Among the records below, find the lines that contain "fraction" and copy each of them.
____
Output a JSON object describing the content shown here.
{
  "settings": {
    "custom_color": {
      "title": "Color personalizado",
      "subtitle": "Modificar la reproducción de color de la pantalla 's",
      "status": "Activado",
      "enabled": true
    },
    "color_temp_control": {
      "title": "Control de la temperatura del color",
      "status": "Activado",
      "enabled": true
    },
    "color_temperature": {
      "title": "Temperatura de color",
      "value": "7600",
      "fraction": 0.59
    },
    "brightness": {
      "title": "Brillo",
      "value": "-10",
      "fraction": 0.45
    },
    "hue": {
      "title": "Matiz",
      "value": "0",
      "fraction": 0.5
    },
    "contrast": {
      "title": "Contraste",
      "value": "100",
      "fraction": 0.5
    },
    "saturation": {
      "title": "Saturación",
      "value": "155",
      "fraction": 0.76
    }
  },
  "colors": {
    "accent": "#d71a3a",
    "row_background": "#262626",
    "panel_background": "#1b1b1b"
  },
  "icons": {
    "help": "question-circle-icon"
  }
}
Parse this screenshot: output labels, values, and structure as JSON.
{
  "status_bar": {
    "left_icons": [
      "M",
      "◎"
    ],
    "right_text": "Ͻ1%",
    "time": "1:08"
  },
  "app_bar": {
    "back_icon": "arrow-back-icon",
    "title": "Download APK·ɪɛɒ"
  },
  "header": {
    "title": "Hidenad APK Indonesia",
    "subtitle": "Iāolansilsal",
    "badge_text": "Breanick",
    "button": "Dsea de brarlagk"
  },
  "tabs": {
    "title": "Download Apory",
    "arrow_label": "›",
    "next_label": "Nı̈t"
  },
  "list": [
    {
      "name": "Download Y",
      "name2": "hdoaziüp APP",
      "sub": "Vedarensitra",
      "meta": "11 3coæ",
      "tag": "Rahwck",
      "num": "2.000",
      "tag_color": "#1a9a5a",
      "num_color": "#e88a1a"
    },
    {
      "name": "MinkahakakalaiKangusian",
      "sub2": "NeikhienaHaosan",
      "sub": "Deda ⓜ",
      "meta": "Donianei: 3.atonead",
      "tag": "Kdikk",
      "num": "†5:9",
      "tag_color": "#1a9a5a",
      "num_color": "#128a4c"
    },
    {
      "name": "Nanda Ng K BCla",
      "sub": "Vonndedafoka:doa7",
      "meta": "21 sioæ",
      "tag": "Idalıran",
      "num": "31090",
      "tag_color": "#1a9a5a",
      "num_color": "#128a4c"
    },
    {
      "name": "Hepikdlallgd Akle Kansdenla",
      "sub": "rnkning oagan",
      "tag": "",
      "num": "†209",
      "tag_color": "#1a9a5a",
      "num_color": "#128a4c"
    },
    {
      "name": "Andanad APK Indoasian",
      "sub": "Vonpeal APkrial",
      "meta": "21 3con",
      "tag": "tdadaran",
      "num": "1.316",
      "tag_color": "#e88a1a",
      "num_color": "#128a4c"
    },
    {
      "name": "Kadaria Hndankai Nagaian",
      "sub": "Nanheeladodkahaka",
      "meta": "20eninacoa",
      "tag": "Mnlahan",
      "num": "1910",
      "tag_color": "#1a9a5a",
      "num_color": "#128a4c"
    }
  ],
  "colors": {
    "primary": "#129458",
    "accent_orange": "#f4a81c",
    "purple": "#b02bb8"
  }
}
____
RESULT FOR THIS TASK
      "fraction": 0.59
      "fraction": 0.45
      "fraction": 0.5
      "fraction": 0.5
      "fraction": 0.76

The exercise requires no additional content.